Jacquie Mahan, “autism mom,” CEO and Founder of The Awesome Company, wishes that more companies would spend time getting to know their employees. The Awesome Company employs individuals with autism and focuses on ensuring that everyone gets a chance to be awesome in their own way. Mahan recalls directly working with one of her staff members to help him find a way to better focus on his tasks.

“I bought him a headset so he could listen to podcasts while he works,” said Mahan. “He’s a great employee. People would love to have him. He shows up 10 minutes early, every time, ready to go. Whatever you need him to do, he’s got it.”

Jacquie founded The Awesome Company to empower individuals with autism and build connections both within and outside of the autism community through T-shirts.

“People use T-shirts as a way to connect with one another, celebrate their ‘tribes’ or the communities they are a part of,” said Mahan. “If you know a person or child with autism or a disability, that becomes your cause.”

In Mahan’s shop, her employees work in a variety of areas, including executing screen preps, folding, servicing machines and printers, entering data, delivering shipments, packing boxes and more.

“The skills that they’ve learned here, they use to advance their career to make more money in a full-time job working in a competitive screen-printing environment,” said Bonomi.

Decorated apparel shops are great places for employment opportunities. As industry leaders, shop owners, and customers, what can we be doing to raise the employment rate for individuals with disabilities?

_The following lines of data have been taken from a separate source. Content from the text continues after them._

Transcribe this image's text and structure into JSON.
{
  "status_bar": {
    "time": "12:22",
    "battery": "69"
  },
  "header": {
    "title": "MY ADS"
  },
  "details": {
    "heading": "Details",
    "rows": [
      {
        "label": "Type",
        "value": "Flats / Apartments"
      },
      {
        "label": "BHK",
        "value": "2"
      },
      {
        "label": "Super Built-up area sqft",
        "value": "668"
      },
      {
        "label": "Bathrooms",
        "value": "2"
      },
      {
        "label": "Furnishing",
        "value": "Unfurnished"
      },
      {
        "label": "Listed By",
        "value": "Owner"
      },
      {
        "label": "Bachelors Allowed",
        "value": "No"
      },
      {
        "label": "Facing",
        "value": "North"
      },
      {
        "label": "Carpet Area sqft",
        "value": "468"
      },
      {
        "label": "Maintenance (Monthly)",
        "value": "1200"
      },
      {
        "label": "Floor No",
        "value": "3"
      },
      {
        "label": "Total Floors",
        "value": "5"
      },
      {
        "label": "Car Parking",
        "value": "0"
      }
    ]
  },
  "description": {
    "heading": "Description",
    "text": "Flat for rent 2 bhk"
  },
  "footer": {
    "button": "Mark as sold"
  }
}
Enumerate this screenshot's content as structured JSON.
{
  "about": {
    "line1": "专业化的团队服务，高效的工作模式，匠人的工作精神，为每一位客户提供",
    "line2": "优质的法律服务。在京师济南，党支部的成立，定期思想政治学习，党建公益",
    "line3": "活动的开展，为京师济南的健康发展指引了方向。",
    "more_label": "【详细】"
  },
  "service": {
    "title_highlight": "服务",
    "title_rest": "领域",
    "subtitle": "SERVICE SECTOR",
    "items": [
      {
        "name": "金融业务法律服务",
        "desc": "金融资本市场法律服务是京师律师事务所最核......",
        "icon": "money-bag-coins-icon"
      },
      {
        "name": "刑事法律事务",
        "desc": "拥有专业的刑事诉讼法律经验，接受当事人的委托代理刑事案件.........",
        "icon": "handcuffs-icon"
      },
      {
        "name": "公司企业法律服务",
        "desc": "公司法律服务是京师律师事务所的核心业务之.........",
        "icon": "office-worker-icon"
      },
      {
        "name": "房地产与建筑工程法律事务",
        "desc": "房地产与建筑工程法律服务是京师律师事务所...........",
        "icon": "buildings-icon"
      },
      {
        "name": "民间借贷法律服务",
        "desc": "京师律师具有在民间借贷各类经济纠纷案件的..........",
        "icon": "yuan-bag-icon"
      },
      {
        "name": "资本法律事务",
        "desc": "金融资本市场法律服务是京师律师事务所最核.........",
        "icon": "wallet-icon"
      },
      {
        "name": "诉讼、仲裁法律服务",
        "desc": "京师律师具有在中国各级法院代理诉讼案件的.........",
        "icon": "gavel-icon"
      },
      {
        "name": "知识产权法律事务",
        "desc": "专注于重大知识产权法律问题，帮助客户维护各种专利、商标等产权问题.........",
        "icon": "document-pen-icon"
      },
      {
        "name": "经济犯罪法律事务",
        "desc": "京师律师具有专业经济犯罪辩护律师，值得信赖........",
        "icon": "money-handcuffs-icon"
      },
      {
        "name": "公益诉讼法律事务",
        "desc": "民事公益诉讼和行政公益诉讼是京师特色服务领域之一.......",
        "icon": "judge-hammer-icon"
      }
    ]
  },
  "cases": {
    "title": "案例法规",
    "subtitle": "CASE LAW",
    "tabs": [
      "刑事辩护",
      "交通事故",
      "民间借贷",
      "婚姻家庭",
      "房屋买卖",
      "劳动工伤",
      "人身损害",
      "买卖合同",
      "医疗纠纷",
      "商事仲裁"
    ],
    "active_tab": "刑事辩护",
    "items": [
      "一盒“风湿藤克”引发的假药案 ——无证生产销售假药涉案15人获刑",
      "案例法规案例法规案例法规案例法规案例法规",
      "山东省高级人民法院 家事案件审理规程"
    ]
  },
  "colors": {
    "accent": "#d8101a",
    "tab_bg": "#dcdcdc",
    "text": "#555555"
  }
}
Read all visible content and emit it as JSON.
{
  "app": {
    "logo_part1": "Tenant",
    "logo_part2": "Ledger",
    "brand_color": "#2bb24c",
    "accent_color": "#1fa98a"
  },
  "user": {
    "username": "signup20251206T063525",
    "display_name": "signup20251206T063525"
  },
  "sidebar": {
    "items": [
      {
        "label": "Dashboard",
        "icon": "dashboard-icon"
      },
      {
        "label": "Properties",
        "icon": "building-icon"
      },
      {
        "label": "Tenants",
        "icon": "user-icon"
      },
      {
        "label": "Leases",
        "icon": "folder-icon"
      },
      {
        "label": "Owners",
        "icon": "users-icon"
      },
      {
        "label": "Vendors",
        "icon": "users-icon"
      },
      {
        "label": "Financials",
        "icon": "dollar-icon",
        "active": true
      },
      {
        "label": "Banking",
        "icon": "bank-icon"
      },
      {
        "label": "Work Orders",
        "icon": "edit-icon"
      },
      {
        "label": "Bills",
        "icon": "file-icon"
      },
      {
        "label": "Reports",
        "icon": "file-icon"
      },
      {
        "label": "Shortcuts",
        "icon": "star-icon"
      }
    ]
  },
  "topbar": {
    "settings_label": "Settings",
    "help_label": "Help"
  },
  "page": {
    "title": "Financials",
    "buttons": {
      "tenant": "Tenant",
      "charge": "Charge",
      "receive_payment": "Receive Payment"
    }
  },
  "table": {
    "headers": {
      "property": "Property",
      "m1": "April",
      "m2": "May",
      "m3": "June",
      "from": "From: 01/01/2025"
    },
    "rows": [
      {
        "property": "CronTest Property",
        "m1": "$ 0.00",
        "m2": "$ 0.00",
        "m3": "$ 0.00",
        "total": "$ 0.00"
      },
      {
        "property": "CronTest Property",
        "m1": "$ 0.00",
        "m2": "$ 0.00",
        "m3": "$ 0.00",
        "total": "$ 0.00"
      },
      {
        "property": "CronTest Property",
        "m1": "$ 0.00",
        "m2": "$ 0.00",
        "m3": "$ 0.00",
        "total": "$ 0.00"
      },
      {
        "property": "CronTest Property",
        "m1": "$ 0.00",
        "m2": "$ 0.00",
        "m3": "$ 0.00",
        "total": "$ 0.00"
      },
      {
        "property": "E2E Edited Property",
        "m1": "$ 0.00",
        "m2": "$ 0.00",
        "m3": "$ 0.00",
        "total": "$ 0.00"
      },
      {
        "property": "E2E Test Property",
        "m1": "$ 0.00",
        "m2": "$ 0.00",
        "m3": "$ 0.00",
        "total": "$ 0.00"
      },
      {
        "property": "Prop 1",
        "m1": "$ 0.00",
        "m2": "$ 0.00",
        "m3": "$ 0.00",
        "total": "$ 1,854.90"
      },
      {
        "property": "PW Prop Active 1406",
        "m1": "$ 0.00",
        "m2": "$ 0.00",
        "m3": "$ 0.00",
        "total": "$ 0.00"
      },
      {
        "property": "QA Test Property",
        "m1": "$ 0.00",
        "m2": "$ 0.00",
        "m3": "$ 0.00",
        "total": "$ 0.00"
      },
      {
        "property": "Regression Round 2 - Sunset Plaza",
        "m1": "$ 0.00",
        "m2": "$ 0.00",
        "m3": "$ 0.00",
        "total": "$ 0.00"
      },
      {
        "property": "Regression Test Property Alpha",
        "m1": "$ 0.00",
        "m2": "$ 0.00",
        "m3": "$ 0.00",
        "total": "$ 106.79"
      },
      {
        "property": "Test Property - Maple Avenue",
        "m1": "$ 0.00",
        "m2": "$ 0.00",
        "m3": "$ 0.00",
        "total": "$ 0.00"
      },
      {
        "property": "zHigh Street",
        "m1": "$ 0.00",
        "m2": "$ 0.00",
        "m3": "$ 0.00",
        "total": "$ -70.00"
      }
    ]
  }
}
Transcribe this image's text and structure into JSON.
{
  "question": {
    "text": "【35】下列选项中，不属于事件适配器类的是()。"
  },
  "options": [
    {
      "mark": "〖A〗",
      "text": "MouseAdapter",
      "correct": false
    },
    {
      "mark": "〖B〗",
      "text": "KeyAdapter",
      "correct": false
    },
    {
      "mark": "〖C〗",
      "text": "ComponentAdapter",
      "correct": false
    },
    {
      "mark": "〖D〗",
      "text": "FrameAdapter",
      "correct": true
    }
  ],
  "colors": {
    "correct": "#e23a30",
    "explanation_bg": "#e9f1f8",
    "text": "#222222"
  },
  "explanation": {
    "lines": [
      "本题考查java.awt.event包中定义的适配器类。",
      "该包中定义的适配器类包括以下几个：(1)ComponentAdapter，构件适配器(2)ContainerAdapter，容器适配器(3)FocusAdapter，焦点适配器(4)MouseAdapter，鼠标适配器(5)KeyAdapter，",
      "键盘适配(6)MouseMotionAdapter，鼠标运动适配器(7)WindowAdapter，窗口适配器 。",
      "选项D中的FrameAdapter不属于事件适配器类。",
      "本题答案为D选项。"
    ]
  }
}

Jeanene Edwards is the vice president of marketing & merchandising for Fruit of the Loom/JERZEES Activewear.